=== Section Start ===

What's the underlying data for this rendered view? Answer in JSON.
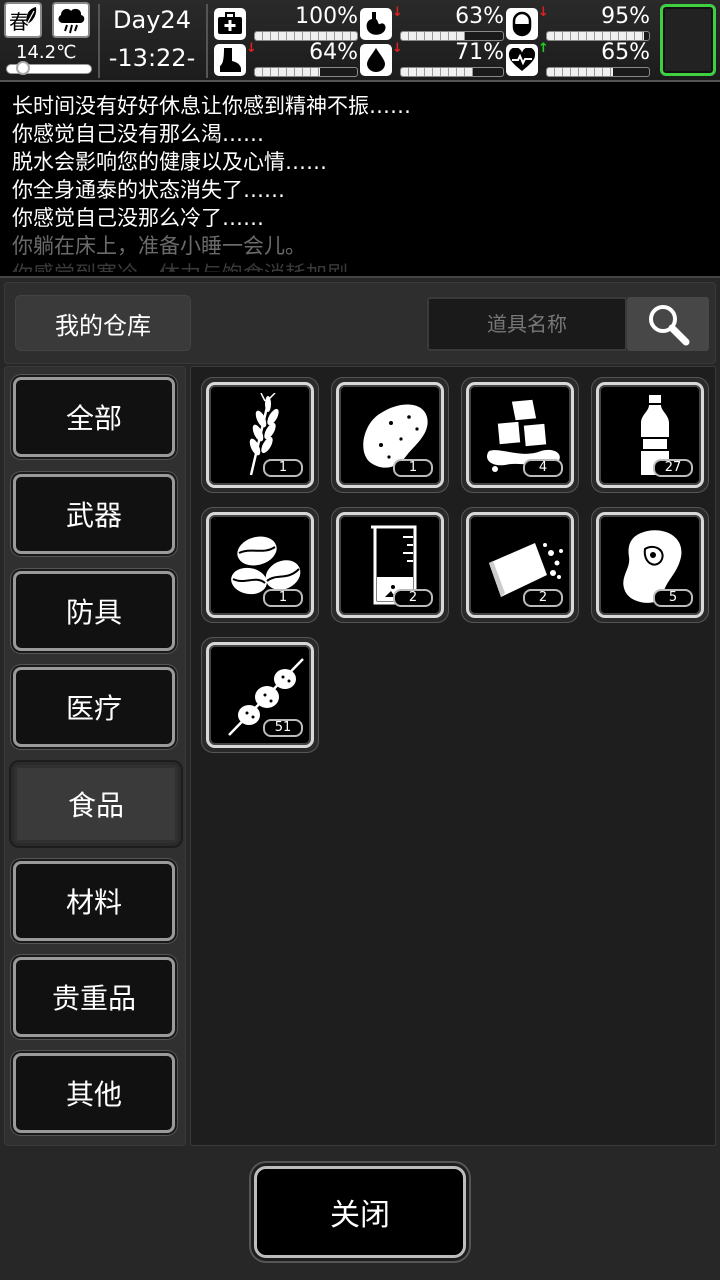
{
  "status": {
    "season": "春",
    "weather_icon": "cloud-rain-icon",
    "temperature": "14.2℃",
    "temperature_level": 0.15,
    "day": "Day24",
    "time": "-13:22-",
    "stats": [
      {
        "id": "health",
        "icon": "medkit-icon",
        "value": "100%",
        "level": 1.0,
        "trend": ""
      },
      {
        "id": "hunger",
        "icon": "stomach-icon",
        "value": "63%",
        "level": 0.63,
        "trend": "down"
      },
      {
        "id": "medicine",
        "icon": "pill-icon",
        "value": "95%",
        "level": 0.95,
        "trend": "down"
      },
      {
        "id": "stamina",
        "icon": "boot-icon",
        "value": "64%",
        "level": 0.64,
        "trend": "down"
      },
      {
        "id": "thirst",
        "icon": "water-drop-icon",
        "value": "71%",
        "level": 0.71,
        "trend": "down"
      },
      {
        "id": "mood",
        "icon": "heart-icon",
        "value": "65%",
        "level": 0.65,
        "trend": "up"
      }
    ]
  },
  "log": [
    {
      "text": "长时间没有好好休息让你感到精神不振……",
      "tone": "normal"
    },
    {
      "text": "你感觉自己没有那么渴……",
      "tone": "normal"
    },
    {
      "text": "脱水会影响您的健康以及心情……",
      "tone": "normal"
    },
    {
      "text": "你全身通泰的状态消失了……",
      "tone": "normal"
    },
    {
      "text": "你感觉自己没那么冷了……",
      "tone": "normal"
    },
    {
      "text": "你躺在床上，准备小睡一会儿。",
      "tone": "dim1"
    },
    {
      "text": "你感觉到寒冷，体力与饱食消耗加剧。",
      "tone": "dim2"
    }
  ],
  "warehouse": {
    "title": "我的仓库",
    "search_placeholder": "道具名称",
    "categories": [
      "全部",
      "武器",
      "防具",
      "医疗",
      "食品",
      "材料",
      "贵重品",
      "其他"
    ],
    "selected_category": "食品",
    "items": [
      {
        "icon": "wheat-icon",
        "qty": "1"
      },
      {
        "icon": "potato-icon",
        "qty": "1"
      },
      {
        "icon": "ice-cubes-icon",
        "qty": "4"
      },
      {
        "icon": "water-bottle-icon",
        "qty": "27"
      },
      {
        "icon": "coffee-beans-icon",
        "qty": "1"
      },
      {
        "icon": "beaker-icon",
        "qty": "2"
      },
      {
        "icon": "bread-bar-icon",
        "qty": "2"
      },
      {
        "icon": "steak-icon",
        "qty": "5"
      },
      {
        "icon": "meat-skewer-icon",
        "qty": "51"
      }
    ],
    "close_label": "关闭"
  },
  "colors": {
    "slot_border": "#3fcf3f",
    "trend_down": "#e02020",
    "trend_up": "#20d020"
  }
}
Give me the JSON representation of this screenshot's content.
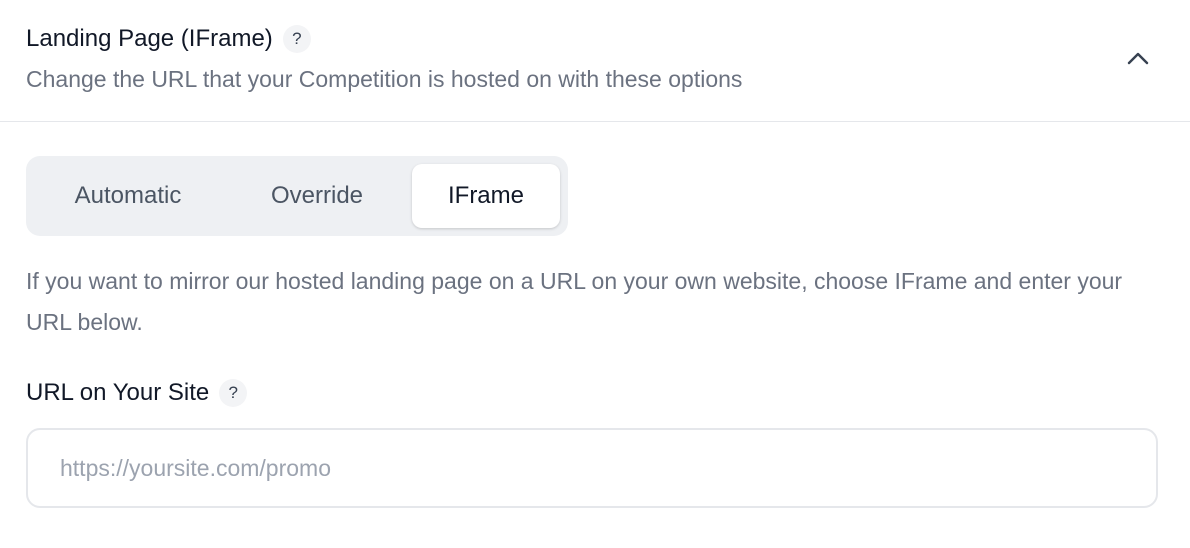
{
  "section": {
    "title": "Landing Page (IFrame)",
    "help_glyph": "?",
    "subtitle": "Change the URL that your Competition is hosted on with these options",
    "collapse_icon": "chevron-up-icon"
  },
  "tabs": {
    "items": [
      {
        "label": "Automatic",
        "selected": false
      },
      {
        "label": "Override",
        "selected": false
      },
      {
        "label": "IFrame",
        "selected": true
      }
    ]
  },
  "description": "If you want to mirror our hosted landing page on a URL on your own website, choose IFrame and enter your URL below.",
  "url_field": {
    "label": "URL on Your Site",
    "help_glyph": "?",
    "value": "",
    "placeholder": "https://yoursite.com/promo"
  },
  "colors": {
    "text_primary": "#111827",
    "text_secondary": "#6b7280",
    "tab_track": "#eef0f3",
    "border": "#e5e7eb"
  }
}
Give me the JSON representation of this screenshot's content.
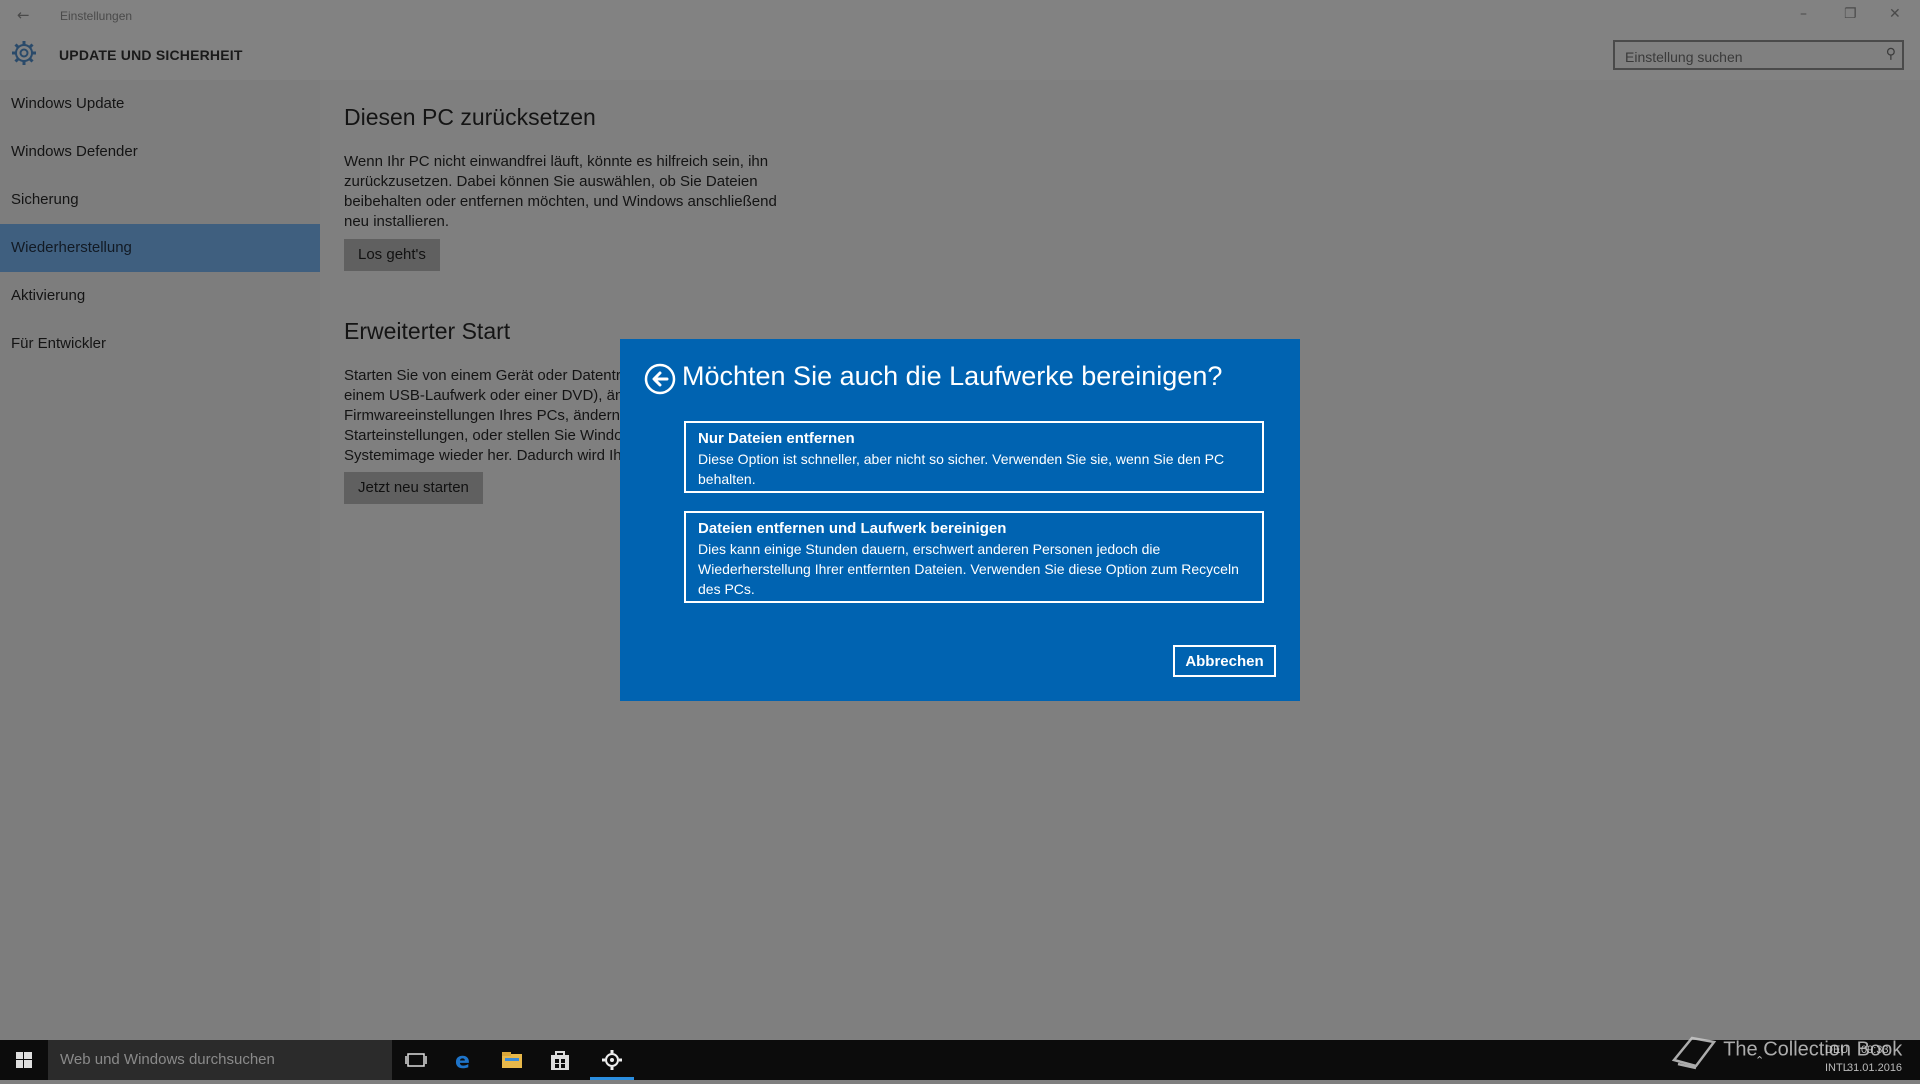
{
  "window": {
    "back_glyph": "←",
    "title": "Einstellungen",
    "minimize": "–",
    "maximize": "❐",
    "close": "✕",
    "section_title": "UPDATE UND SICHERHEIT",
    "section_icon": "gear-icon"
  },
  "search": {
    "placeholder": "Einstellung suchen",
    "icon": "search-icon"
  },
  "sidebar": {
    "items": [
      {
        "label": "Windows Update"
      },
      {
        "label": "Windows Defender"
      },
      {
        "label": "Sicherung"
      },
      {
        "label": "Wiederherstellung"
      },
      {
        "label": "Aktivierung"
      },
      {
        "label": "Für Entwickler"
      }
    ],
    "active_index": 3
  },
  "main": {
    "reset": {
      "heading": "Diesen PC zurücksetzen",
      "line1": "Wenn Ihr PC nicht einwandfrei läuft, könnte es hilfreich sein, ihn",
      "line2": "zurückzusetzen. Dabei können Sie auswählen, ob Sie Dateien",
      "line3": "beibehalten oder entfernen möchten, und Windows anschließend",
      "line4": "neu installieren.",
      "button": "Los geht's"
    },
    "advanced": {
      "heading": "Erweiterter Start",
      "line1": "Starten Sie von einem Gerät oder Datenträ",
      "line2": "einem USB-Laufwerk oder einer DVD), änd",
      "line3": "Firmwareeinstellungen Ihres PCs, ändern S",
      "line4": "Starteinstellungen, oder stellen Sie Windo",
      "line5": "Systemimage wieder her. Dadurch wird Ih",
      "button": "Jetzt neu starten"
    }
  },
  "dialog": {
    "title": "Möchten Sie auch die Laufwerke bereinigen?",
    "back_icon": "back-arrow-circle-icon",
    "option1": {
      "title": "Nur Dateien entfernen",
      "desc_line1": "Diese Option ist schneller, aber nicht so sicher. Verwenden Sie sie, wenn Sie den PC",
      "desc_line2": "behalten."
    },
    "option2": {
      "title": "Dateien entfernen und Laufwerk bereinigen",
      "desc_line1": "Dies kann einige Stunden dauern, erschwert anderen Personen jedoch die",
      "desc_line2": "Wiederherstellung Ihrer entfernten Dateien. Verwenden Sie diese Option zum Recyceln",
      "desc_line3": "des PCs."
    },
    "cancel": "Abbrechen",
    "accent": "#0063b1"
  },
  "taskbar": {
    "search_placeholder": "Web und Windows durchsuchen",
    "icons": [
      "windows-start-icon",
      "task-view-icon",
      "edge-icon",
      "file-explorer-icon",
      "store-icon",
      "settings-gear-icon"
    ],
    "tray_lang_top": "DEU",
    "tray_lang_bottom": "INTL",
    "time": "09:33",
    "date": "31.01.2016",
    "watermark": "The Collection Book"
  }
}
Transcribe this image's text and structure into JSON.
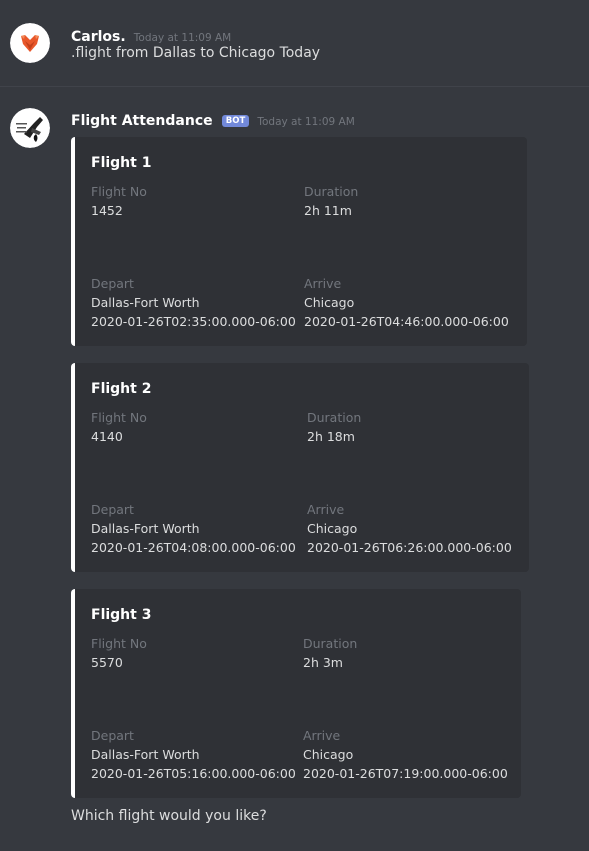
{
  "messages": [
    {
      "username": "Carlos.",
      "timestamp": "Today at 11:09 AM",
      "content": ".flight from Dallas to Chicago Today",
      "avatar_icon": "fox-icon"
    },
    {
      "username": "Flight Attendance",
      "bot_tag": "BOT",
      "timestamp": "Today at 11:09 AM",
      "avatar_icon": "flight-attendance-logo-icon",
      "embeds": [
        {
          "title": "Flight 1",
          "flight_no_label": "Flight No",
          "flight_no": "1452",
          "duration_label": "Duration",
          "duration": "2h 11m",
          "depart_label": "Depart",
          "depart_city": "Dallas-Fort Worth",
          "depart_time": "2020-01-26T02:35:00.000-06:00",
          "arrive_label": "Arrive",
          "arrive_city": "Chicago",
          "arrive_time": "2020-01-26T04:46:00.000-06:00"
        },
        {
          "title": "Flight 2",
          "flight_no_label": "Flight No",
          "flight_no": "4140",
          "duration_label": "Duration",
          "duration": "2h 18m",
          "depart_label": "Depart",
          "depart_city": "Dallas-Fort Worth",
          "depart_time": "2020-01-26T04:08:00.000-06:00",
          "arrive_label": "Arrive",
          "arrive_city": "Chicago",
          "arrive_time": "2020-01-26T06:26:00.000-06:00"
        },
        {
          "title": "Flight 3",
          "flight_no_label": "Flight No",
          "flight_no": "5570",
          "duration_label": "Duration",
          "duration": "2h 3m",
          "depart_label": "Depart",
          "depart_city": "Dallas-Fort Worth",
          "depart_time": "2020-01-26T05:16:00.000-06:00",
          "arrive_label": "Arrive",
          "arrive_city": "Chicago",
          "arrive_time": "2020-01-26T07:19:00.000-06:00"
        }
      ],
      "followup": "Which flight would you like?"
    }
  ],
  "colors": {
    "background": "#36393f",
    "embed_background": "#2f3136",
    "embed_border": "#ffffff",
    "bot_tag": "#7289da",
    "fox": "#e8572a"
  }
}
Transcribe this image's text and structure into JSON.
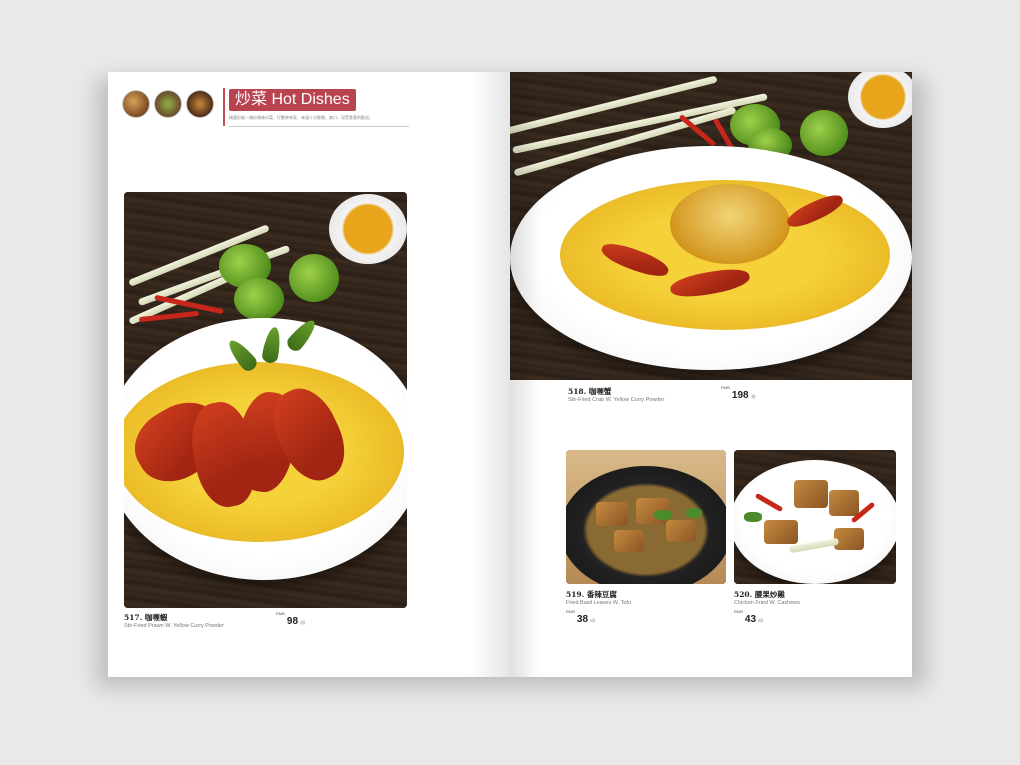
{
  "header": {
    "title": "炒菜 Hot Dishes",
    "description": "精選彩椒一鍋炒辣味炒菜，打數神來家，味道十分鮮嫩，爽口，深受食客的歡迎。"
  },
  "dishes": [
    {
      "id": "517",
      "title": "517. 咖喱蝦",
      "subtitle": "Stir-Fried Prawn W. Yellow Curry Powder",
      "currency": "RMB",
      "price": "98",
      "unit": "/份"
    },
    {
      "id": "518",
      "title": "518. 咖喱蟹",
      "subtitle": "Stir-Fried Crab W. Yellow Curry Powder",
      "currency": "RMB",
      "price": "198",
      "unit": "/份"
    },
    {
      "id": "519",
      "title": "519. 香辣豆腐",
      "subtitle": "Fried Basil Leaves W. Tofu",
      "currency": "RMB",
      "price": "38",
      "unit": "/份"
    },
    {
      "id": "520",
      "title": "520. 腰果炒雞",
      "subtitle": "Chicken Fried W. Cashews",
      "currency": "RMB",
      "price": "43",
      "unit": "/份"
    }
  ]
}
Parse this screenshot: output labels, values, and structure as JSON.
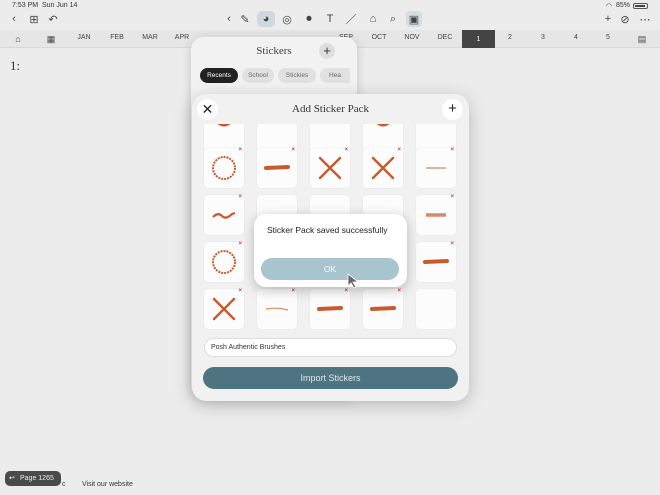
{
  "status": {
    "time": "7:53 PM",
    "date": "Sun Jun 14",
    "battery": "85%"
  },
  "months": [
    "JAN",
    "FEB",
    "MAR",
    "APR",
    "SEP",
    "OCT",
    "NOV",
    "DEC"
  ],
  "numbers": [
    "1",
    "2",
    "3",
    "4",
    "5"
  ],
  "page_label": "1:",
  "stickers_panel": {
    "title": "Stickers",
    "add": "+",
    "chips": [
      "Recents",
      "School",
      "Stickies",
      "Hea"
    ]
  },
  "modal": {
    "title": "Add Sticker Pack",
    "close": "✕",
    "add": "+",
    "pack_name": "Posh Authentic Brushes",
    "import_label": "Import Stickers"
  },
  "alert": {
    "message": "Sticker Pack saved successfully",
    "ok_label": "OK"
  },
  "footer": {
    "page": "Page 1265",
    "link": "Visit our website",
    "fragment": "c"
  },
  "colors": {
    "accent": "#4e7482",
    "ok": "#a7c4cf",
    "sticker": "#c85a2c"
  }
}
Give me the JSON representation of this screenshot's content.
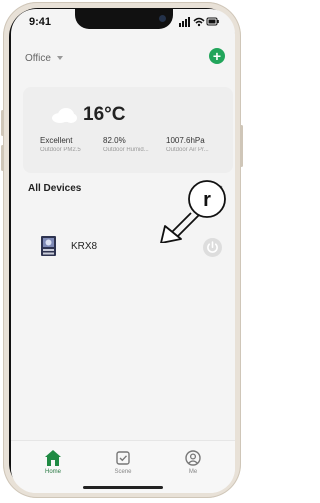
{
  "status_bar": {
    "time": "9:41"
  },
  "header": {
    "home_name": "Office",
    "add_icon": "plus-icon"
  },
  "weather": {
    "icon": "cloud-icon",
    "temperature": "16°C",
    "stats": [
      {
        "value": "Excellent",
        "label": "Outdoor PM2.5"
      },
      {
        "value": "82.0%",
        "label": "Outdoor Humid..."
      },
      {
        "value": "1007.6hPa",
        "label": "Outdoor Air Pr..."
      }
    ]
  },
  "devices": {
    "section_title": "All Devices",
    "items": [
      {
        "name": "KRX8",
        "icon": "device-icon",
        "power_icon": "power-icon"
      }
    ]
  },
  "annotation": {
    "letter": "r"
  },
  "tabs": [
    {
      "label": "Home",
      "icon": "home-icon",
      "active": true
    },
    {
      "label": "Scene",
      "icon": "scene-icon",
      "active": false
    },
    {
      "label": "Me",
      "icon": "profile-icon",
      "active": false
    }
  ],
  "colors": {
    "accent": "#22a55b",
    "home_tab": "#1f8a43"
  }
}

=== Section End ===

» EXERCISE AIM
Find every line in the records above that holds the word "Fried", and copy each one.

» RESULT
      "subtitle": "Stir-Fried Prawn W. Yellow Curry Powder",
      "subtitle": "Stir-Fried Crab W. Yellow Curry Powder",
      "subtitle": "Fried Basil Leaves W. Tofu",
      "subtitle": "Chicken Fried W. Cashews",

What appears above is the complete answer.